The Thudama Zayat, [Mandalay]
Photographer: Archaeological Survey of India
Medium: Photographic print
Photograph of the Thudama Zayat at Mandalay in Burma (Myanmar), from the Archaeological Survey of India Collections: Burma Circle, 1903-07. The photograph was taken by an unknown photographer in 1903 under the direction of Taw Sein Ko, the Superintendent of the Archaeological Survey of Burma at the time. Mandalay, in Upper Burma, was the last capital of the Burmese kings and was founded in 1857 by King Mindon Min (reigned 1853-78) in fulfilment of a Buddhist prophecy that a religious centre would be built at the foot of Mandalay Hill. The Thudama Zayat was a Buddhist Convocation Hall and with the nearby Patan Zayat, a Thein or Ordination Hall, was among the structures necessary for the consecration

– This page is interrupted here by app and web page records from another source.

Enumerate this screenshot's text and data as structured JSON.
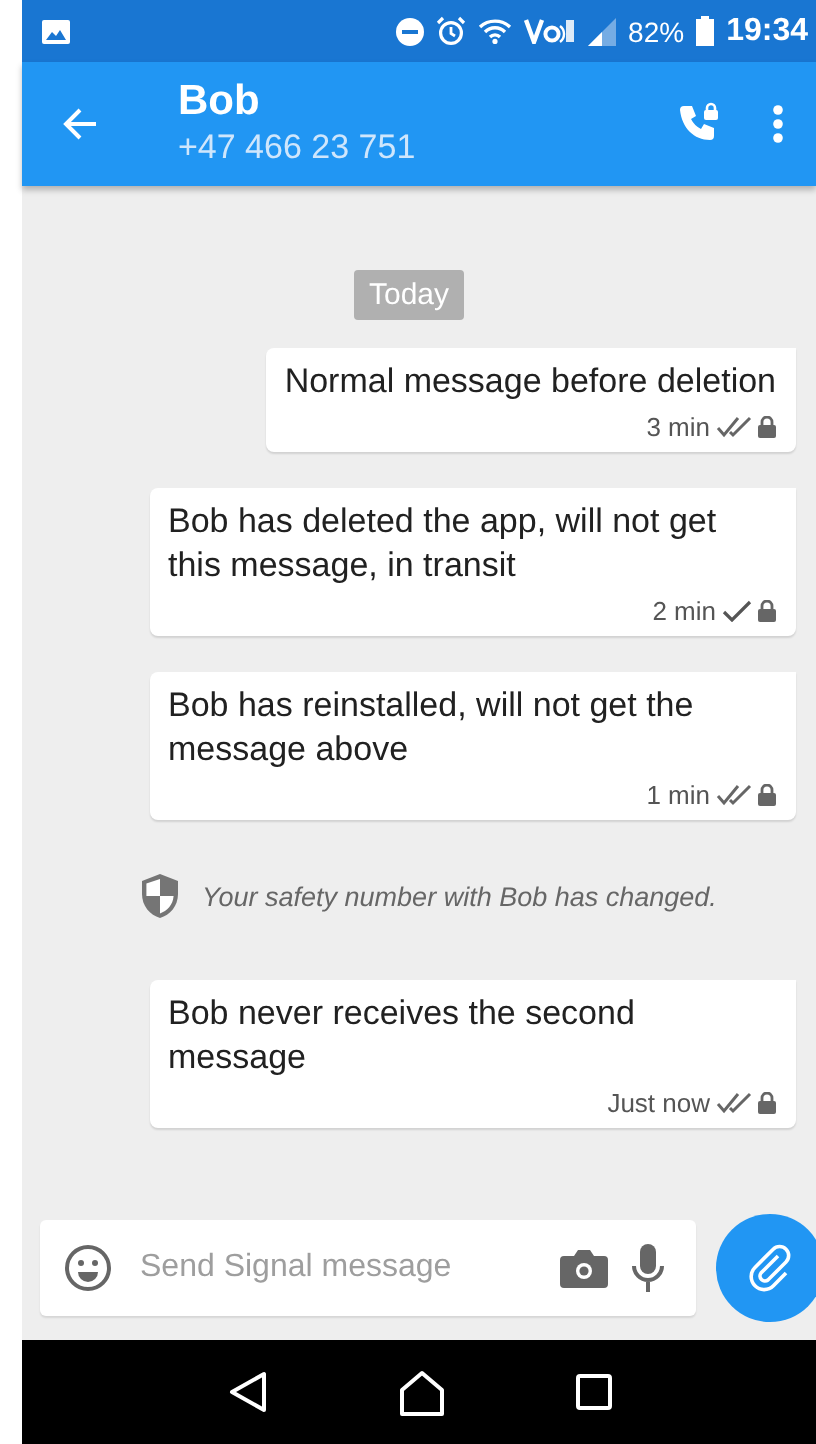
{
  "status_bar": {
    "battery": "82%",
    "time": "19:34"
  },
  "header": {
    "name": "Bob",
    "phone": "+47 466 23 751"
  },
  "date_divider": "Today",
  "items": [
    {
      "kind": "message",
      "text": "Normal message before deletion",
      "time": "3 min",
      "delivered": true
    },
    {
      "kind": "message",
      "text": "Bob has deleted the app, will not get this message, in transit",
      "time": "2 min",
      "delivered": false
    },
    {
      "kind": "message",
      "text": "Bob has reinstalled, will not get the message above",
      "time": "1 min",
      "delivered": true
    },
    {
      "kind": "notice",
      "text": "Your safety number with Bob has changed."
    },
    {
      "kind": "message",
      "text": "Bob never receives the second message",
      "time": "Just now",
      "delivered": true
    }
  ],
  "composer": {
    "placeholder": "Send Signal message"
  }
}
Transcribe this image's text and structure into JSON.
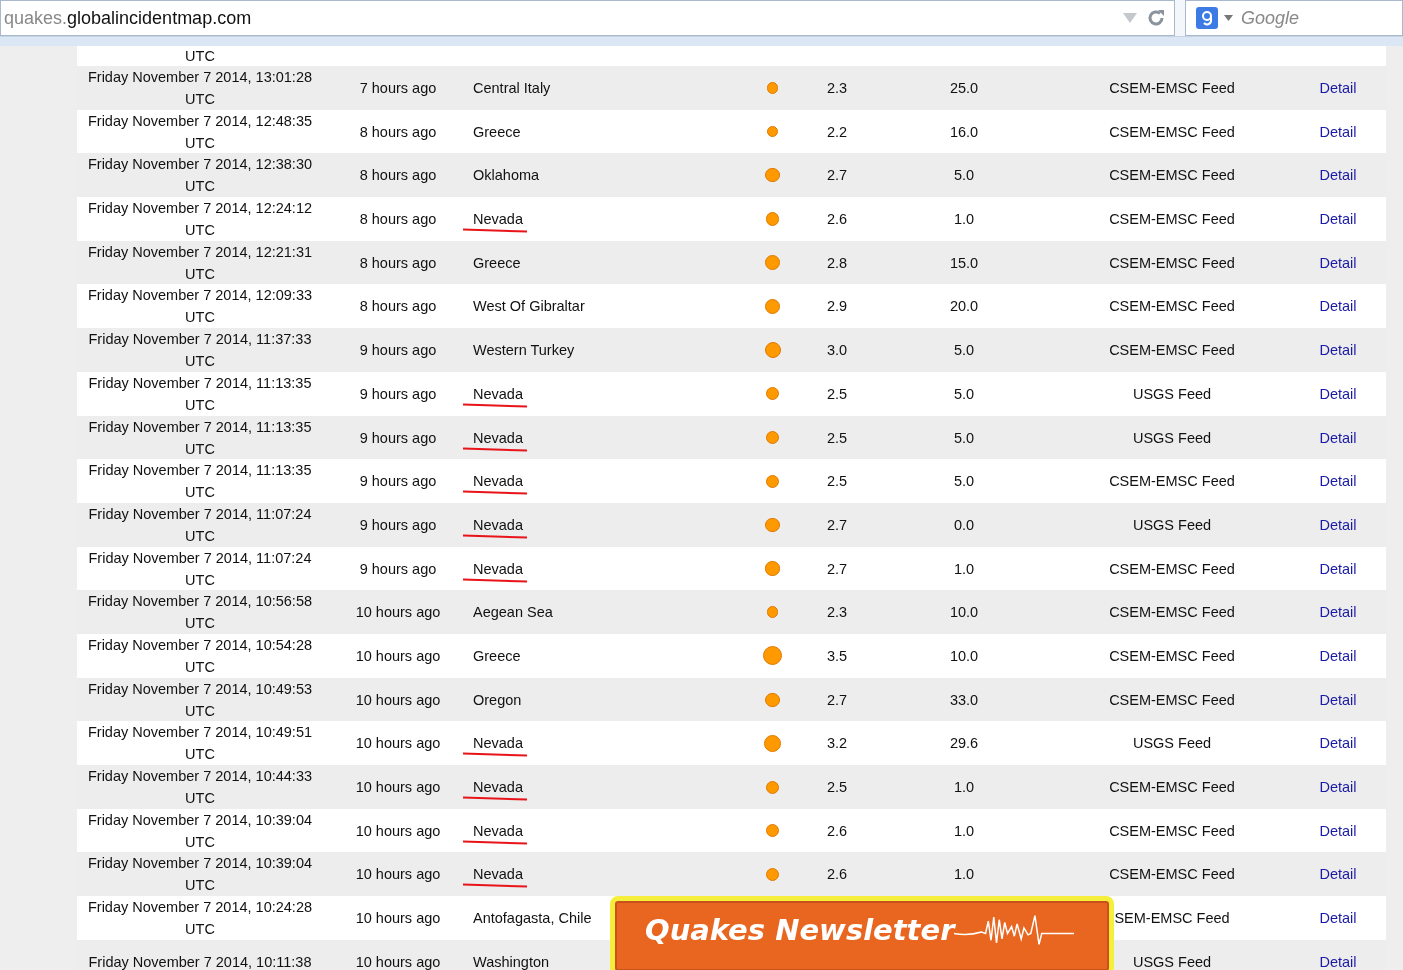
{
  "address_bar": {
    "subdomain": "quakes.",
    "domain": "globalincidentmap.com"
  },
  "search": {
    "placeholder": "Google"
  },
  "top_row_fragment": {
    "date": "UTC"
  },
  "rows": [
    {
      "date": "Friday November 7 2014, 13:01:28 UTC",
      "ago": "7 hours ago",
      "location": "Central Italy",
      "marked": false,
      "magnitude": "2.3",
      "depth": "25.0",
      "source": "CSEM-EMSC Feed",
      "link": "Detail"
    },
    {
      "date": "Friday November 7 2014, 12:48:35 UTC",
      "ago": "8 hours ago",
      "location": "Greece",
      "marked": false,
      "magnitude": "2.2",
      "depth": "16.0",
      "source": "CSEM-EMSC Feed",
      "link": "Detail"
    },
    {
      "date": "Friday November 7 2014, 12:38:30 UTC",
      "ago": "8 hours ago",
      "location": "Oklahoma",
      "marked": false,
      "magnitude": "2.7",
      "depth": "5.0",
      "source": "CSEM-EMSC Feed",
      "link": "Detail"
    },
    {
      "date": "Friday November 7 2014, 12:24:12 UTC",
      "ago": "8 hours ago",
      "location": "Nevada",
      "marked": true,
      "magnitude": "2.6",
      "depth": "1.0",
      "source": "CSEM-EMSC Feed",
      "link": "Detail"
    },
    {
      "date": "Friday November 7 2014, 12:21:31 UTC",
      "ago": "8 hours ago",
      "location": "Greece",
      "marked": false,
      "magnitude": "2.8",
      "depth": "15.0",
      "source": "CSEM-EMSC Feed",
      "link": "Detail"
    },
    {
      "date": "Friday November 7 2014, 12:09:33 UTC",
      "ago": "8 hours ago",
      "location": "West Of Gibraltar",
      "marked": false,
      "magnitude": "2.9",
      "depth": "20.0",
      "source": "CSEM-EMSC Feed",
      "link": "Detail"
    },
    {
      "date": "Friday November 7 2014, 11:37:33 UTC",
      "ago": "9 hours ago",
      "location": "Western Turkey",
      "marked": false,
      "magnitude": "3.0",
      "depth": "5.0",
      "source": "CSEM-EMSC Feed",
      "link": "Detail"
    },
    {
      "date": "Friday November 7 2014, 11:13:35 UTC",
      "ago": "9 hours ago",
      "location": "Nevada",
      "marked": true,
      "magnitude": "2.5",
      "depth": "5.0",
      "source": "USGS Feed",
      "link": "Detail"
    },
    {
      "date": "Friday November 7 2014, 11:13:35 UTC",
      "ago": "9 hours ago",
      "location": "Nevada",
      "marked": true,
      "magnitude": "2.5",
      "depth": "5.0",
      "source": "USGS Feed",
      "link": "Detail"
    },
    {
      "date": "Friday November 7 2014, 11:13:35 UTC",
      "ago": "9 hours ago",
      "location": "Nevada",
      "marked": true,
      "magnitude": "2.5",
      "depth": "5.0",
      "source": "CSEM-EMSC Feed",
      "link": "Detail"
    },
    {
      "date": "Friday November 7 2014, 11:07:24 UTC",
      "ago": "9 hours ago",
      "location": "Nevada",
      "marked": true,
      "magnitude": "2.7",
      "depth": "0.0",
      "source": "USGS Feed",
      "link": "Detail"
    },
    {
      "date": "Friday November 7 2014, 11:07:24 UTC",
      "ago": "9 hours ago",
      "location": "Nevada",
      "marked": true,
      "magnitude": "2.7",
      "depth": "1.0",
      "source": "CSEM-EMSC Feed",
      "link": "Detail"
    },
    {
      "date": "Friday November 7 2014, 10:56:58 UTC",
      "ago": "10 hours ago",
      "location": "Aegean Sea",
      "marked": false,
      "magnitude": "2.3",
      "depth": "10.0",
      "source": "CSEM-EMSC Feed",
      "link": "Detail"
    },
    {
      "date": "Friday November 7 2014, 10:54:28 UTC",
      "ago": "10 hours ago",
      "location": "Greece",
      "marked": false,
      "magnitude": "3.5",
      "depth": "10.0",
      "source": "CSEM-EMSC Feed",
      "link": "Detail"
    },
    {
      "date": "Friday November 7 2014, 10:49:53 UTC",
      "ago": "10 hours ago",
      "location": "Oregon",
      "marked": false,
      "magnitude": "2.7",
      "depth": "33.0",
      "source": "CSEM-EMSC Feed",
      "link": "Detail"
    },
    {
      "date": "Friday November 7 2014, 10:49:51 UTC",
      "ago": "10 hours ago",
      "location": "Nevada",
      "marked": true,
      "magnitude": "3.2",
      "depth": "29.6",
      "source": "USGS Feed",
      "link": "Detail"
    },
    {
      "date": "Friday November 7 2014, 10:44:33 UTC",
      "ago": "10 hours ago",
      "location": "Nevada",
      "marked": true,
      "magnitude": "2.5",
      "depth": "1.0",
      "source": "CSEM-EMSC Feed",
      "link": "Detail"
    },
    {
      "date": "Friday November 7 2014, 10:39:04 UTC",
      "ago": "10 hours ago",
      "location": "Nevada",
      "marked": true,
      "magnitude": "2.6",
      "depth": "1.0",
      "source": "CSEM-EMSC Feed",
      "link": "Detail"
    },
    {
      "date": "Friday November 7 2014, 10:39:04 UTC",
      "ago": "10 hours ago",
      "location": "Nevada",
      "marked": true,
      "magnitude": "2.6",
      "depth": "1.0",
      "source": "CSEM-EMSC Feed",
      "link": "Detail"
    },
    {
      "date": "Friday November 7 2014, 10:24:28 UTC",
      "ago": "10 hours ago",
      "location": "Antofagasta, Chile",
      "marked": false,
      "source": "SEM-EMSC Feed",
      "link": "Detail"
    },
    {
      "date": "Friday November 7 2014, 10:11:38",
      "ago": "10 hours ago",
      "location": "Washington",
      "marked": false,
      "source": "USGS Feed",
      "link": "Detail"
    }
  ],
  "newsletter_banner": {
    "title": "Quakes Newsletter"
  }
}
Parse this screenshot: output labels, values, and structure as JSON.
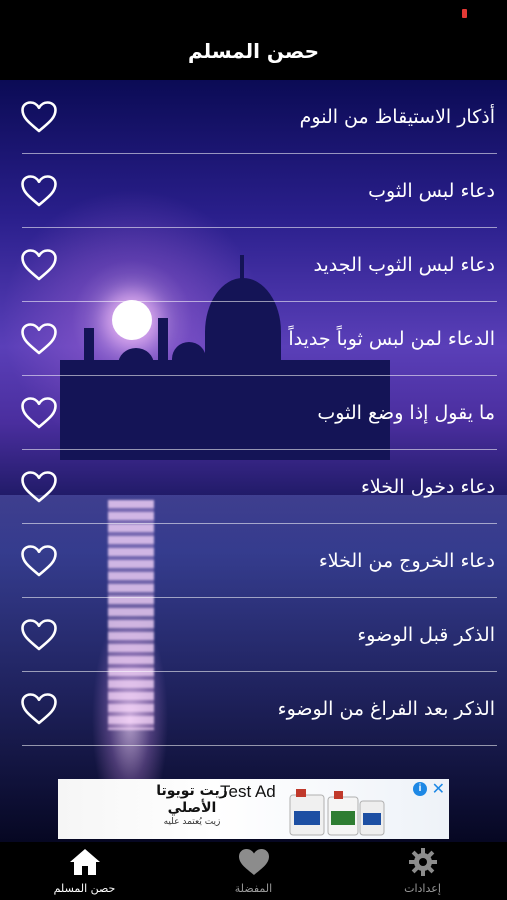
{
  "header": {
    "title": "حصن المسلم"
  },
  "list": {
    "items": [
      {
        "label": "أذكار الاستيقاظ من النوم"
      },
      {
        "label": "دعاء لبس الثوب"
      },
      {
        "label": "دعاء لبس الثوب الجديد"
      },
      {
        "label": "الدعاء لمن لبس ثوباً جديداً"
      },
      {
        "label": "ما يقول إذا وضع الثوب"
      },
      {
        "label": "دعاء دخول الخلاء"
      },
      {
        "label": "دعاء الخروج من الخلاء"
      },
      {
        "label": "الذكر قبل الوضوء"
      },
      {
        "label": "الذكر بعد الفراغ من الوضوء"
      }
    ],
    "favorite_icon": "heart-outline-icon"
  },
  "ad": {
    "brand_line1": "زيت تويوتا",
    "brand_line2": "الأصلي",
    "brand_line3": "زيت يُعتمد عليه",
    "label": "Test Ad",
    "info_icon": "i",
    "close_icon": "✕"
  },
  "tabs": [
    {
      "label": "حصن المسلم",
      "icon": "home-icon",
      "active": true
    },
    {
      "label": "المفضلة",
      "icon": "heart-icon",
      "active": false
    },
    {
      "label": "إعدادات",
      "icon": "gear-icon",
      "active": false
    }
  ],
  "colors": {
    "status_battery": "#e53935",
    "ad_accent": "#1e88e5",
    "tab_active": "#ffffff",
    "tab_inactive": "#9a9a9a"
  }
}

of the new city. In his ‘Report on Archaeological Work in Burma for the year 1904-05’ (Rangoon, 1905) Taw Sein Ko wrote: “These buildings are situated at the foot of the Mandalay Hill, Mandalay, and were built by King Mindon in 1859, at the same time as the palace. They were used for holding ecclesiastical convocations and ecclesiastical courts. In 1902, the election of the thathanabaing or Buddhist Archbishop was held in these buildings.” The hall has a three-tiered roof decorated with ornate woodcarving and is shown in a dilapidated state.